What could inspire ‘Money Heist’ season 5? Maybe these 2020 crimes
Not long ago, Money Heist season four finally hit Netflix. Are you one of those rabid fans who have already bingewatched the entire show and are hungry for season five? If you are, we’re sorry you’re going to have to wait so long to satiate that hunger for quality crime drama TV. We feel your pain.
In the meantime why don’t you look at some real life money heists that have taken place? After all, some of the greatest inspiration arises from true to life stories. Maybe the creators of Money Heist will draw some inspiration from these crimes. You’d be surprised how many robberies have already taken place in 2020.
75 cars in one night
It’s common for petty crime and theft to increase while large scale protests happen, because people know the police are more than a little distracted. However, places all over the country have begun reporting that large scale organized crime has started to skyrocket.
An example of this took place in Oakland, California. In one night a Dodge dealership saw a loss of nearly seventy-five vehicles including their expensive muscle car models – the Challenger Hellcat. Thieves sped off in the cars, and some were even driven straight through the windows of the indoor showroom in order to drive away.
This was clearly not a spur of the moment theft, but was most definitely a strategic & carefully orchestrated heist. An expert on this type of crime said he’d never seen anything like it. We can’t help but wonder how many people were involved in this real-life incarnation of Grand Theft Auto.
A string of gold heists
We know this is an article about thieves who could inspire Money Heist, but it was impossible to ignore the two robbers from India who sound as if they were inspired by the show. Two robbers were recently arrested after a string of gold heists. One (who is referred to as the mastermind) is suspected of having taken part in up to thirty thefts, and the other eleven.
When the cops raided their hideout 8.45 kilograms of gold were found (approximately 18.6 pounds), which is worth about $521,052.96 USD. Illegal weapons and cash were also found in the hideout. Previously other suspects involved were arrested and nine kilograms of gold were recovered at that time.
Teen heist: Digital edition
This legitimately sounds like the plot to a movie, and at the very least would be a perfect back story for our beloved Money Heist character & hacker, Rio. Earlier this year a teenage boy (fifteen years old to be exact) was arrested for a string of digital heists.

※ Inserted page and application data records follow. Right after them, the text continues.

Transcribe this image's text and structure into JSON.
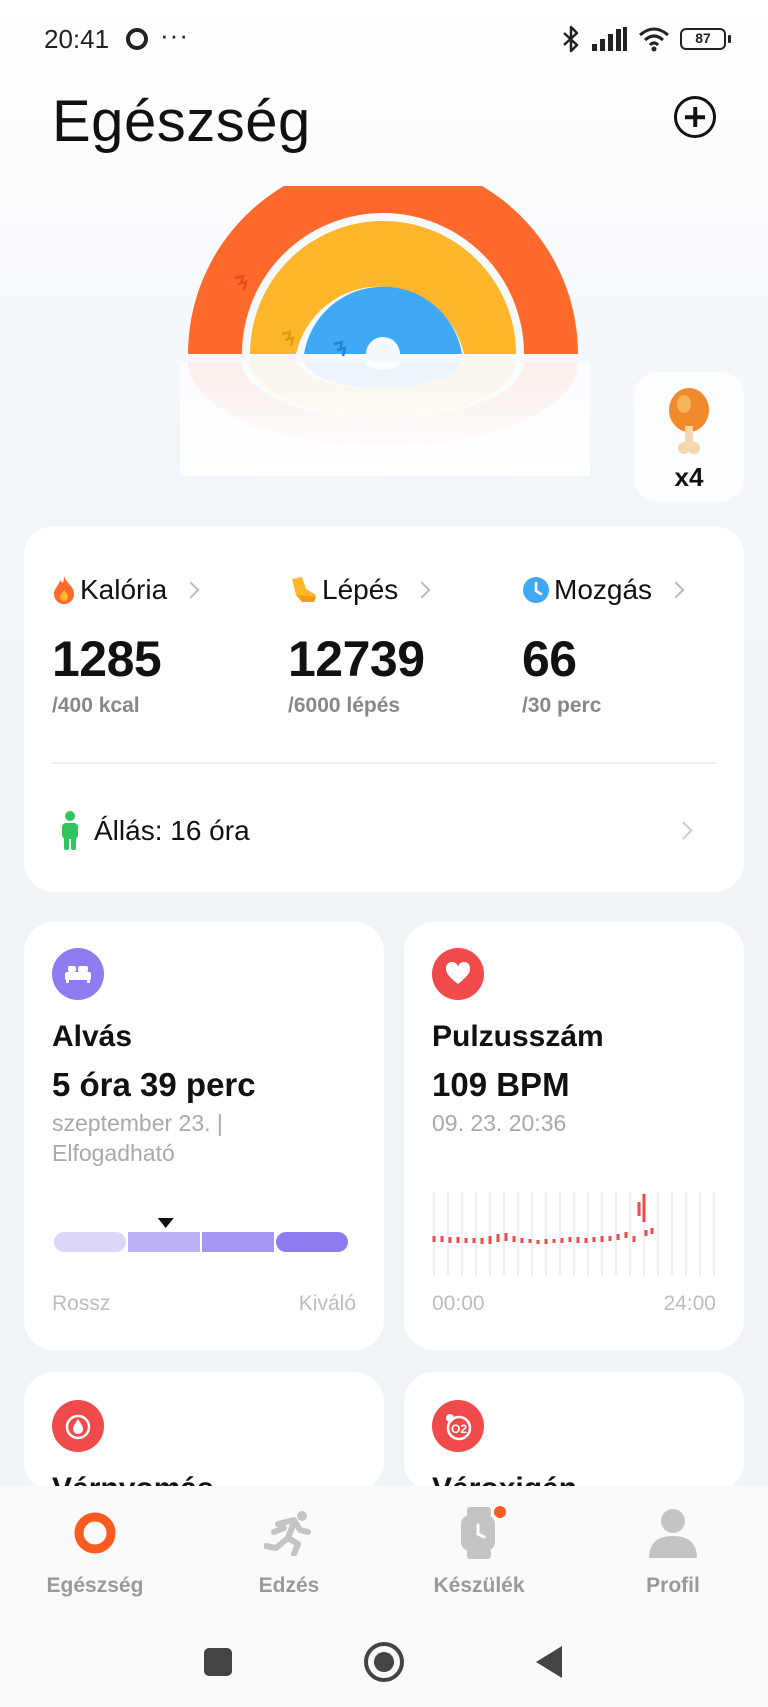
{
  "status_bar": {
    "time": "20:41",
    "dots": "···",
    "battery": "87"
  },
  "header": {
    "title": "Egészség"
  },
  "rings": {
    "colors": {
      "outer": "#FF6A2C",
      "middle": "#FFB62B",
      "inner": "#3FA9F5"
    },
    "reward_icon": "chicken-drumstick-icon",
    "reward_count": "x4"
  },
  "activity": {
    "metrics": [
      {
        "label": "Kalória",
        "value": "1285",
        "goal": "/400 kcal",
        "icon": "flame-icon",
        "color": "#FF6A2C"
      },
      {
        "label": "Lépés",
        "value": "12739",
        "goal": "/6000 lépés",
        "icon": "shoe-icon",
        "color": "#FFB62B"
      },
      {
        "label": "Mozgás",
        "value": "66",
        "goal": "/30 perc",
        "icon": "clock-icon",
        "color": "#3FA9F5"
      }
    ],
    "standing": "Állás: 16 óra"
  },
  "sleep": {
    "title": "Alvás",
    "value": "5 óra 39 perc",
    "sub": "szeptember 23. | Elfogadható",
    "scale_left": "Rossz",
    "scale_right": "Kiváló",
    "quality_fraction": 0.38,
    "color": "#8F7CF0"
  },
  "heart": {
    "title": "Pulzusszám",
    "value": "109 BPM",
    "sub": "09. 23. 20:36",
    "axis_start": "00:00",
    "axis_end": "24:00",
    "color": "#F04A4A"
  },
  "partial_cards": {
    "bp_title": "Vérnyomás",
    "o2_title": "Véroxigén",
    "o2_badge": "O2"
  },
  "bottom_nav": {
    "items": [
      {
        "label": "Egészség",
        "icon": "health-ring-icon"
      },
      {
        "label": "Edzés",
        "icon": "running-icon"
      },
      {
        "label": "Készülék",
        "icon": "watch-icon"
      },
      {
        "label": "Profil",
        "icon": "person-icon"
      }
    ],
    "active_color": "#FF5A1F"
  }
}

The boy, named Ellis Pinksy, was apparently the mastermind behind an international ring of digital thieves. It started with selling lucrative usernames. A lot of people don’t mind throwing a couple digits at the end of a username, but a lot of other people do. And short clean usernames that are a single word can actually be sold for a nice chunk of change. Being an avid gamer and user of the internet, Pinksy knew this.
So Pinksy and his gang would essentially clone people’s phones, but the specific way they did it – called sim-swapping – meant whoever they targeted no longer had a working phone & lost access to related accounts.
It didn’t take long for Pinksy to realize he had access to a lot of other information and money when doing this. Soon cryptocurrency wallets were the main goal for him and his gang – often people have apps on their phone which hold their bitcoin or other cryptocurrencies. Dude should have set up a Bitcoin casino.
Pinksy is suspected of having stolen over $100 million, but the heist that got him caught was impressive on its own – he had stolen $23.8 million from a single person. Pinksy had even laundered the money within 48 hours. However, he had a tendency to brag about his money and how he masterminded the heists, which ultimately made people suspicious. Whoops.
Most heists are imagined to take place in the cloak of night, however two men in New York decided to try and pull one off in broad daylight. The two men dressed as NYPD cops and entered a jewelry store. Once inside they asked the owner to see the firearm he was permitted to keep on the premises.
The men explained that with all the looting happening firearms were likely to be stolen. The store owner complied, believing the men who had identified themselves as cops. The two men proceeded to tie up the store owner and steal not only the weapon, but approximately $150,000 worth of inventory.
The heist had gone off without a hitch, but the two men were soon apprehended in a subway station not far from where the crime had taken place. Maybe they should have taken the man’s cell phone too.